WHAT THE EXERCISE ASKS:
Copy out all lines from the entries below in which "screenshot" occurs.

(Data records for software interfaces)
——————————
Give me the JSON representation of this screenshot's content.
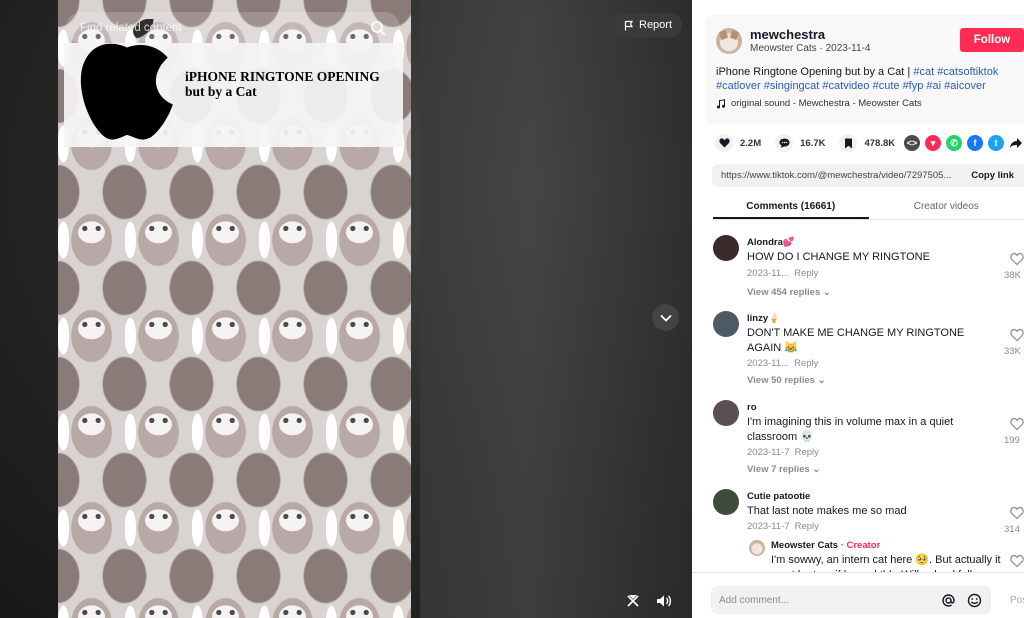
{
  "video": {
    "search_placeholder": "Find related content",
    "overlay_title": "iPHONE RINGTONE OPENING\nbut by a Cat",
    "report_label": "Report",
    "icons": {
      "search": "search-icon",
      "report": "flag-icon",
      "next": "chevron-down-icon",
      "floating": "floating-player-icon",
      "volume": "volume-icon",
      "logo": "apple-logo"
    }
  },
  "author": {
    "username": "mewchestra",
    "nickname": "Meowster Cats",
    "separator": " · ",
    "date": "2023-11-4",
    "follow_label": "Follow"
  },
  "description": {
    "text": "iPhone Ringtone Opening but by a Cat | ",
    "hashtags": [
      "#cat",
      "#catsoftiktok",
      "#catlover",
      "#singingcat",
      "#catvideo",
      "#cute",
      "#fyp",
      "#ai",
      "#aicover"
    ]
  },
  "music": {
    "label": "original sound - Mewchestra - Meowster Cats"
  },
  "stats": {
    "likes": "2.2M",
    "comments": "16.7K",
    "saves": "478.8K"
  },
  "share": {
    "platforms": [
      {
        "name": "embed",
        "color": "#4a4a4a",
        "glyph": "<>"
      },
      {
        "name": "send-to-friends",
        "color": "#fe2c55",
        "glyph": "▾"
      },
      {
        "name": "whatsapp",
        "color": "#25d366",
        "glyph": "✆"
      },
      {
        "name": "facebook",
        "color": "#1877f2",
        "glyph": "f"
      },
      {
        "name": "twitter",
        "color": "#1da1f2",
        "glyph": "t"
      }
    ]
  },
  "link": {
    "url": "https://www.tiktok.com/@mewchestra/video/7297505...",
    "copy_label": "Copy link"
  },
  "tabs": {
    "comments": "Comments (16661)",
    "creator_videos": "Creator videos"
  },
  "comments": [
    {
      "name": "Alondra💕",
      "text": "HOW DO I CHANGE MY RINGTONE",
      "date": "2023-11...",
      "reply": "Reply",
      "replies": "View 454 replies",
      "likes": "38K",
      "avatar_color": "#3a2a2a"
    },
    {
      "name": "linzy🍦",
      "text": "DON'T MAKE ME CHANGE MY RINGTONE AGAIN 😹",
      "date": "2023-11...",
      "reply": "Reply",
      "replies": "View 50 replies",
      "likes": "33K",
      "avatar_color": "#4d5a66"
    },
    {
      "name": "ro",
      "text": "I'm imagining this in volume max in a quiet classroom 💀",
      "date": "2023-11-7",
      "reply": "Reply",
      "replies": "View 7 replies",
      "likes": "199",
      "avatar_color": "#5b4f56"
    },
    {
      "name": "Cutie patootie",
      "text": "That last note makes me so mad",
      "date": "2023-11-7",
      "reply": "Reply",
      "likes": "314",
      "avatar_color": "#3f4a3c"
    }
  ],
  "creator_reply": {
    "name": "Meowster Cats",
    "badge": " · Creator",
    "text": "I'm sowwy, an intern cat here 🥺. But actually it must be true if leaned tbh. Will upload full"
  },
  "comment_input": {
    "placeholder": "Add comment...",
    "post_label": "Pos"
  }
}
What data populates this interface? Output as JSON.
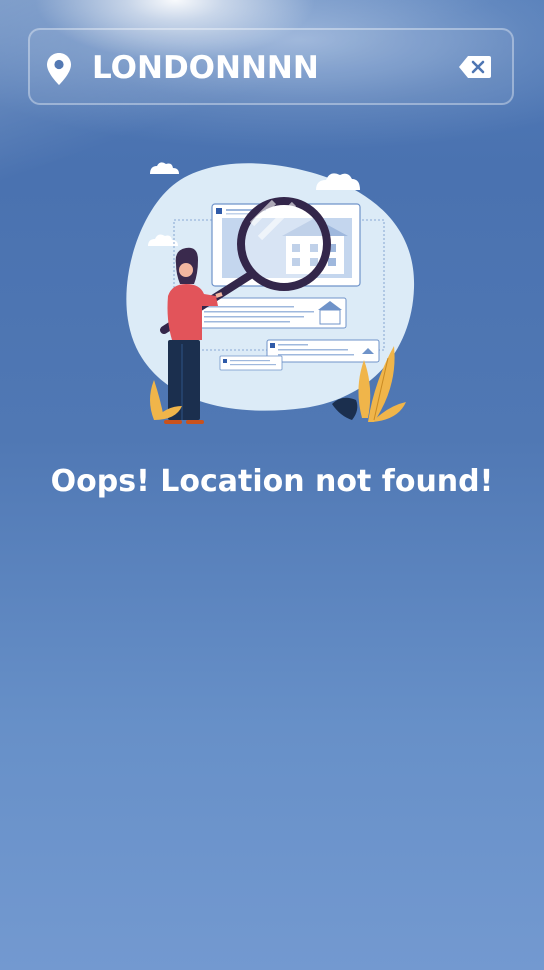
{
  "search": {
    "value": "LONDONNNN",
    "location_icon": "location-pin-icon",
    "clear_icon": "backspace-clear-icon"
  },
  "illustration": {
    "name": "search-not-found-illustration"
  },
  "status": {
    "message": "Oops! Location not found!"
  },
  "colors": {
    "sky_top": "#4f79b6",
    "sky_bottom": "#7399d0",
    "text": "#ffffff",
    "accent_yellow": "#f0b54a",
    "accent_red": "#e2545a",
    "dark_navy": "#1b2f4e"
  }
}
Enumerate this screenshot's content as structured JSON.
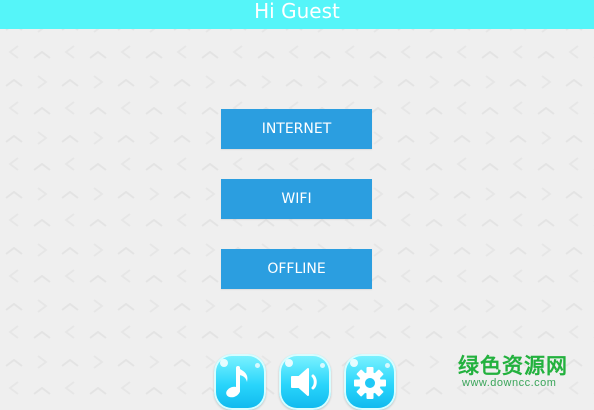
{
  "header": {
    "title": "Hi Guest",
    "color": "#55f5f9"
  },
  "menu": {
    "items": [
      {
        "label": "INTERNET"
      },
      {
        "label": "WIFI"
      },
      {
        "label": "OFFLINE"
      }
    ],
    "button_color": "#2b9ee0"
  },
  "bottom_bar": {
    "icons": [
      "music-note-icon",
      "speaker-icon",
      "gear-icon"
    ]
  },
  "watermark": {
    "line1": "绿色资源网",
    "line2": "www.downcc.com"
  }
}
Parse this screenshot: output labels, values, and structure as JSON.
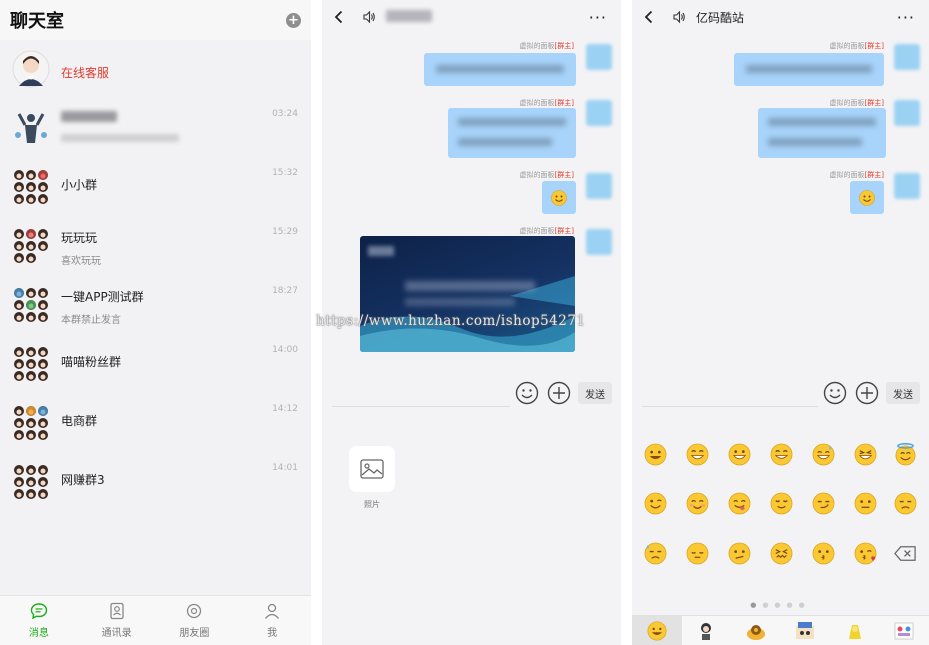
{
  "list_panel": {
    "title": "聊天室",
    "conversations": [
      {
        "name": "在线客服",
        "kind": "service"
      },
      {
        "name": "",
        "time": "03:24",
        "kind": "blurred"
      },
      {
        "name": "小小群",
        "time": "15:32",
        "kind": "group"
      },
      {
        "name": "玩玩玩",
        "time": "15:29",
        "sub": "喜欢玩玩",
        "kind": "group"
      },
      {
        "name": "一键APP测试群",
        "time": "18:27",
        "sub": "本群禁止发言",
        "kind": "group"
      },
      {
        "name": "喵喵粉丝群",
        "time": "14:00",
        "kind": "group"
      },
      {
        "name": "电商群",
        "time": "14:12",
        "kind": "group"
      },
      {
        "name": "网赚群3",
        "time": "14:01",
        "kind": "group"
      }
    ],
    "tabs": [
      {
        "label": "消息",
        "icon": "chat-bubble-icon",
        "active": true
      },
      {
        "label": "通讯录",
        "icon": "contacts-icon",
        "active": false
      },
      {
        "label": "朋友圈",
        "icon": "moments-icon",
        "active": false
      },
      {
        "label": "我",
        "icon": "person-icon",
        "active": false
      }
    ]
  },
  "chat_panel_a": {
    "title": "",
    "sender": "虚拟的面板",
    "role": "[群主]",
    "send_label": "发送",
    "tray_label": "照片"
  },
  "chat_panel_b": {
    "title": "亿码酷站",
    "sender": "虚拟的面板",
    "role": "[群主]",
    "send_label": "发送"
  },
  "watermark": "https://www.huzhan.com/ishop54271",
  "colors": {
    "accent_green": "#1aad19",
    "service_red": "#e23b2e",
    "bubble_blue": "#a8d4fb",
    "emoji_yellow": "#f9c833"
  }
}
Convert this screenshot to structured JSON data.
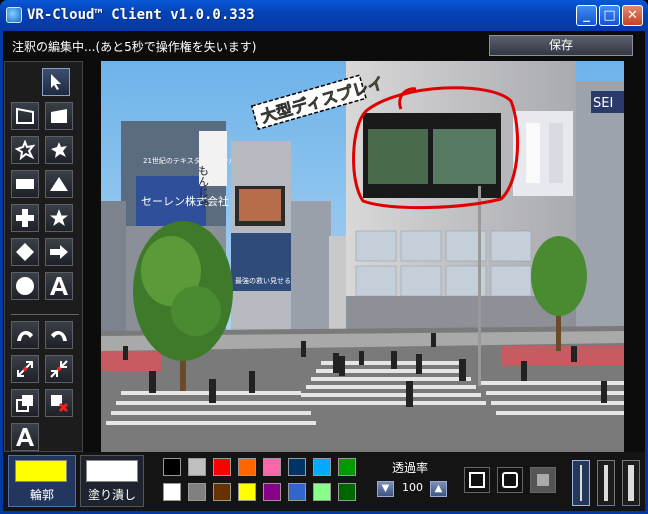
{
  "window": {
    "title": "VR-Cloud™ Client v1.0.0.333",
    "minimize_icon": "minimize-icon",
    "maximize_icon": "maximize-icon",
    "close_icon": "close-icon"
  },
  "header": {
    "status": "注釈の編集中...(あと5秒で操作権を失います)",
    "save_label": "保存"
  },
  "toolbar": {
    "tools": [
      "select-arrow-icon",
      "perspective-outline-icon",
      "perspective-filled-icon",
      "star-burst-outline-icon",
      "star-burst-filled-icon",
      "rectangle-icon",
      "triangle-icon",
      "cross-icon",
      "star-icon",
      "diamond-icon",
      "arrow-right-icon",
      "circle-icon",
      "text-icon",
      "curve-left-icon",
      "curve-right-icon",
      "scale-expand-icon",
      "scale-shrink-icon",
      "bring-front-icon",
      "delete-icon",
      "text-small-icon"
    ]
  },
  "viewport": {
    "annotation_text": "大型ディスプレイ",
    "billboard_left_text": "セーレン株式会社",
    "billboard_left_sub": "21世紀のテキスタイルカンパニーへ",
    "sign_text": "もんじゃ",
    "poster_text": "最強の救い見せる",
    "sign_right": "SEI"
  },
  "bottombar": {
    "outline_label": "輪郭",
    "fill_label": "塗り潰し",
    "outline_color": "#ffff00",
    "fill_color": "#ffffff",
    "palette_top": [
      "#000000",
      "#c0c0c0",
      "#ff0000",
      "#ff6600",
      "#ff66aa",
      "#003366",
      "#00aaff",
      "#009900"
    ],
    "palette_bottom": [
      "#ffffff",
      "#808080",
      "#663300",
      "#ffff00",
      "#880088",
      "#3366cc",
      "#88ff88",
      "#006600"
    ],
    "opacity_label": "透過率",
    "opacity_value": "100"
  }
}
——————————
THE ANSWER:
Give me the JSON representation of this screenshot's content.
Enumerate this screenshot's content as structured JSON.
Parse this screenshot: output labels, values, and structure as JSON.
Convert this screenshot to structured JSON data.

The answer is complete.